Abraham had better results from his one prayer than most of us do in a lifetime. Take the story of Sodom and Gomorrah. God, having heard the outcry against these two towns whose sins were great and grave, was ready to destroy them both.
Appealing to God's better instincts, Abraham plea-bargains: “Will you sweep away the innocent with the guilty? Suppose there were fifty innocent people in the city; would you wipe out the place?” Then the clincher: “Far be it from you to do such a thing.”
It worked! Not only once, but five times. In answer to Abraham's petition, God was willing to preserve the towns for a mere ten innocent people.
But as we know from the rest of this sad tale, there weren't even ten to be found. And although Lot and his family were spared, Sodom and Gomorrah were destroyed.
I heard this story as a young child, first wondrously recounted by my aunt, a Sister of Saint Joseph, and then later in Bible history class. I remember thinking: “Go, Abraham, go. Ask God for five.” Ever since, I've had strong tendencies to be a bargainer, maybe even a canon lawyer, and certainly a petitioner.
I ask God for everything I want but am nowhere near as successful as Abraham. I ask for health, miracles, X-ray vision to find lost articles, and, intermittently, to be a better person.

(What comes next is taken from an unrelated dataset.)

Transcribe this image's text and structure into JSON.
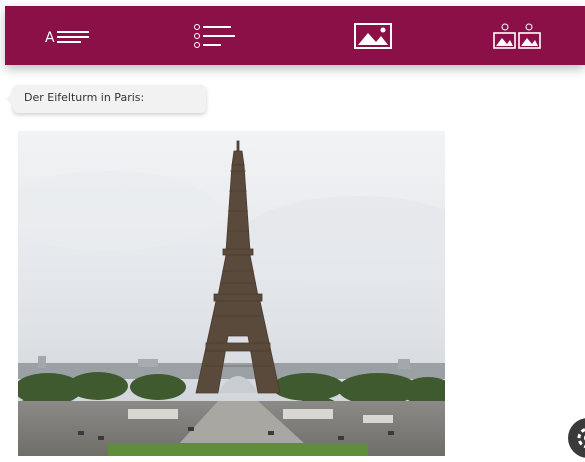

Why not? Jesus said we should pray for our daily bread. That covers a lot. How many times, late at night, have I pounded on the door of heaven, remembering his words from Luke's Gospel: “Ask and you shall receive, seek and you shall find, knock and it shall be opened to you.”
I have asked and sought and knocked so much, you'd think I would know better by now.
Either the problem is with me or it is with God: take your choice. For myself, as the years go on, I think the problem is mine—or at least what I ask for and why I ask.
Behind most of my prayers is a gnawing fear of losing the loves of this life, so ephemeral and bittersweet. Although most of the things I ask for are by and large good, I have come to think that my desire to secure them suffers from a paradoxical dilemma.
In all my pleas, especially for what I love most, I am really asking that they never die, that they never be lost irreparably. But clearly, if nothing we love could ever die to this world, we would all end up decrepit bags of bones on a depleted earth.
In fact, we would have to be made of non-biodegradable plastic; but then how could we love, much less grow? That cannot be the answer.
Perhaps this is. Jesus teaches us to pray to our God as a father in heaven. And his promise is that, beyond this earth, none of its goods we cherish will ever be stolen away.
What parent among you will give your child a snake
if he asks for a fish, or hand her a scorpion if she asks for an egg?